Kos-Braun, Isabelle; Gerlach, Bjoern; Pitzer, Claudia (2020), Survey of Core Facilities Raw Data, Dryad, Dataset,


Recently, it has become evident that academic research faces issues with the reproducibility of research data. As Core Facilities (CFs) have a central position in the research infrastructure they are able to promote and disseminate good research standards through their users. To identify the most important factors for research quality, we polled 253 CFs across Europe about their practices and analysed in detail the interaction process between CFs and their users, from the first contact to the publication of the results. Although the survey showed that CFs aim to train and advise their users, it highlighted the following areas, the improvement of which would directly increase research quality: 1) motivating users to follow the advice and procedures for best research practice, 2) providing clear guidance on data management practices, 3) improving communication along the whole research process and 4) clearly defining the responsibilities of each party.
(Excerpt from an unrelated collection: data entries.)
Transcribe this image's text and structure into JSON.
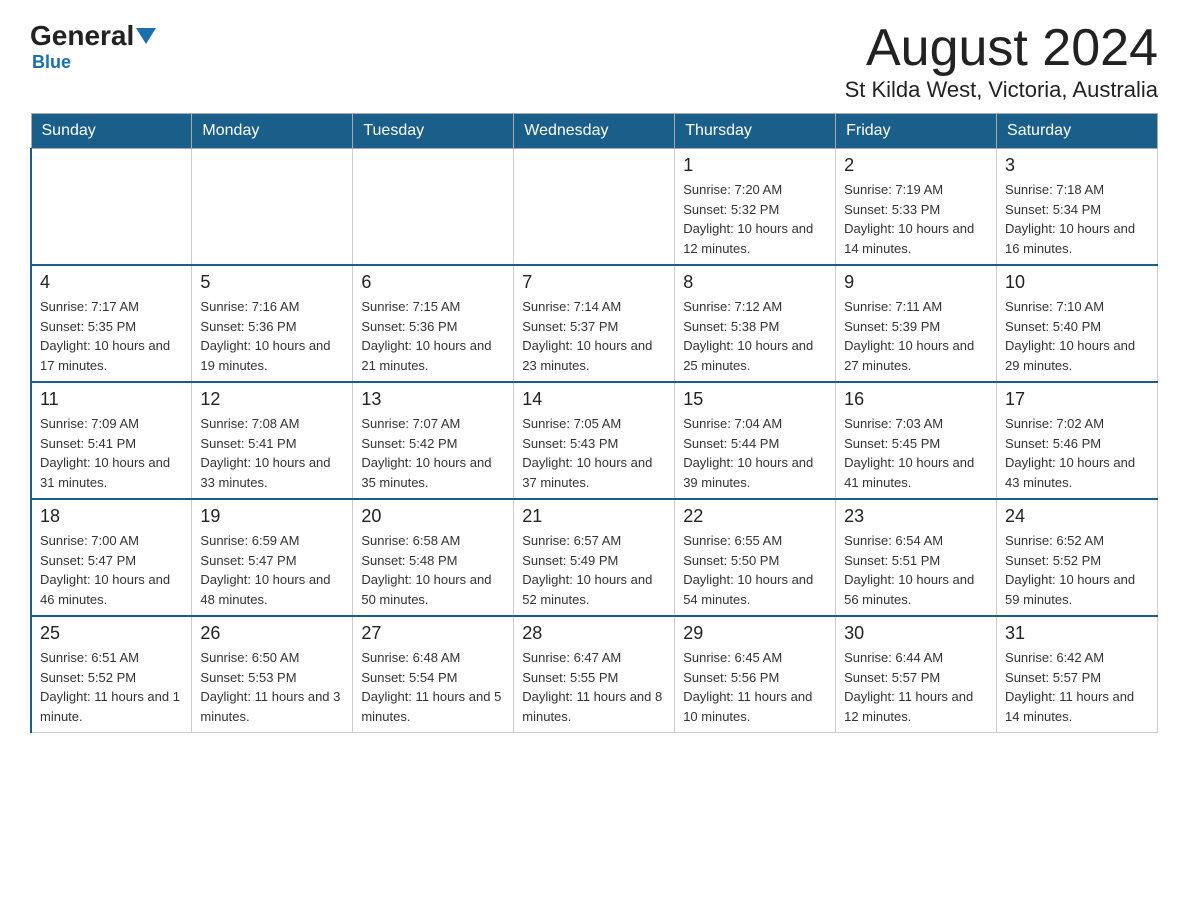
{
  "logo": {
    "general": "General",
    "triangle": "",
    "blue": "Blue"
  },
  "header": {
    "title": "August 2024",
    "subtitle": "St Kilda West, Victoria, Australia"
  },
  "days_of_week": [
    "Sunday",
    "Monday",
    "Tuesday",
    "Wednesday",
    "Thursday",
    "Friday",
    "Saturday"
  ],
  "weeks": [
    [
      {
        "day": "",
        "info": ""
      },
      {
        "day": "",
        "info": ""
      },
      {
        "day": "",
        "info": ""
      },
      {
        "day": "",
        "info": ""
      },
      {
        "day": "1",
        "info": "Sunrise: 7:20 AM\nSunset: 5:32 PM\nDaylight: 10 hours and 12 minutes."
      },
      {
        "day": "2",
        "info": "Sunrise: 7:19 AM\nSunset: 5:33 PM\nDaylight: 10 hours and 14 minutes."
      },
      {
        "day": "3",
        "info": "Sunrise: 7:18 AM\nSunset: 5:34 PM\nDaylight: 10 hours and 16 minutes."
      }
    ],
    [
      {
        "day": "4",
        "info": "Sunrise: 7:17 AM\nSunset: 5:35 PM\nDaylight: 10 hours and 17 minutes."
      },
      {
        "day": "5",
        "info": "Sunrise: 7:16 AM\nSunset: 5:36 PM\nDaylight: 10 hours and 19 minutes."
      },
      {
        "day": "6",
        "info": "Sunrise: 7:15 AM\nSunset: 5:36 PM\nDaylight: 10 hours and 21 minutes."
      },
      {
        "day": "7",
        "info": "Sunrise: 7:14 AM\nSunset: 5:37 PM\nDaylight: 10 hours and 23 minutes."
      },
      {
        "day": "8",
        "info": "Sunrise: 7:12 AM\nSunset: 5:38 PM\nDaylight: 10 hours and 25 minutes."
      },
      {
        "day": "9",
        "info": "Sunrise: 7:11 AM\nSunset: 5:39 PM\nDaylight: 10 hours and 27 minutes."
      },
      {
        "day": "10",
        "info": "Sunrise: 7:10 AM\nSunset: 5:40 PM\nDaylight: 10 hours and 29 minutes."
      }
    ],
    [
      {
        "day": "11",
        "info": "Sunrise: 7:09 AM\nSunset: 5:41 PM\nDaylight: 10 hours and 31 minutes."
      },
      {
        "day": "12",
        "info": "Sunrise: 7:08 AM\nSunset: 5:41 PM\nDaylight: 10 hours and 33 minutes."
      },
      {
        "day": "13",
        "info": "Sunrise: 7:07 AM\nSunset: 5:42 PM\nDaylight: 10 hours and 35 minutes."
      },
      {
        "day": "14",
        "info": "Sunrise: 7:05 AM\nSunset: 5:43 PM\nDaylight: 10 hours and 37 minutes."
      },
      {
        "day": "15",
        "info": "Sunrise: 7:04 AM\nSunset: 5:44 PM\nDaylight: 10 hours and 39 minutes."
      },
      {
        "day": "16",
        "info": "Sunrise: 7:03 AM\nSunset: 5:45 PM\nDaylight: 10 hours and 41 minutes."
      },
      {
        "day": "17",
        "info": "Sunrise: 7:02 AM\nSunset: 5:46 PM\nDaylight: 10 hours and 43 minutes."
      }
    ],
    [
      {
        "day": "18",
        "info": "Sunrise: 7:00 AM\nSunset: 5:47 PM\nDaylight: 10 hours and 46 minutes."
      },
      {
        "day": "19",
        "info": "Sunrise: 6:59 AM\nSunset: 5:47 PM\nDaylight: 10 hours and 48 minutes."
      },
      {
        "day": "20",
        "info": "Sunrise: 6:58 AM\nSunset: 5:48 PM\nDaylight: 10 hours and 50 minutes."
      },
      {
        "day": "21",
        "info": "Sunrise: 6:57 AM\nSunset: 5:49 PM\nDaylight: 10 hours and 52 minutes."
      },
      {
        "day": "22",
        "info": "Sunrise: 6:55 AM\nSunset: 5:50 PM\nDaylight: 10 hours and 54 minutes."
      },
      {
        "day": "23",
        "info": "Sunrise: 6:54 AM\nSunset: 5:51 PM\nDaylight: 10 hours and 56 minutes."
      },
      {
        "day": "24",
        "info": "Sunrise: 6:52 AM\nSunset: 5:52 PM\nDaylight: 10 hours and 59 minutes."
      }
    ],
    [
      {
        "day": "25",
        "info": "Sunrise: 6:51 AM\nSunset: 5:52 PM\nDaylight: 11 hours and 1 minute."
      },
      {
        "day": "26",
        "info": "Sunrise: 6:50 AM\nSunset: 5:53 PM\nDaylight: 11 hours and 3 minutes."
      },
      {
        "day": "27",
        "info": "Sunrise: 6:48 AM\nSunset: 5:54 PM\nDaylight: 11 hours and 5 minutes."
      },
      {
        "day": "28",
        "info": "Sunrise: 6:47 AM\nSunset: 5:55 PM\nDaylight: 11 hours and 8 minutes."
      },
      {
        "day": "29",
        "info": "Sunrise: 6:45 AM\nSunset: 5:56 PM\nDaylight: 11 hours and 10 minutes."
      },
      {
        "day": "30",
        "info": "Sunrise: 6:44 AM\nSunset: 5:57 PM\nDaylight: 11 hours and 12 minutes."
      },
      {
        "day": "31",
        "info": "Sunrise: 6:42 AM\nSunset: 5:57 PM\nDaylight: 11 hours and 14 minutes."
      }
    ]
  ]
}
We developed a 68-question online survey asking various questions about research quality in core facilities (CFs) using Limesurvey software. We sent the survey individually to 1000 CFs’ leaders by email. In addition, our survey was publicized in the CTLS newsletter (Core Technologies for Life Sciences) and several facilities we contacted by initial email further forwarded the survey link to their colleagues. The survey was open from December 2019 to July 2020. All survey participants were anonymous. We received 276 total forms (28% participation rate), 253 of which were complete.

The survey contained yes/no, multiple-choice and open-field text questions. The survey data was analysed using Microsoft Office 365 Excel. We had 28 free text fields to allow the respondents express themselves freely, to eliminate potential bias stemming from suggested answers. Open-field answers were evaluated by reading each of them personally and defining categories manually based on the replies so that they correspond to the opinions of the participants as faithfully as possible (see the last sheet “explanations” of the excel file). Keywords were then chosen to allow automatic counting in Excel.

We analysed the data using standard Excel tools in three different ways: 1) all facilities together, 2) facilities grouped by their type/specialization (genomics, microscopy, etc) and 3) grouped by their operating mode (full-, hybrid-, self-service).


Federal Ministry of Education and Research BMBF, Award: 01PW18001

Federal Ministry of Education and Research BMBF, Award: 01PW18001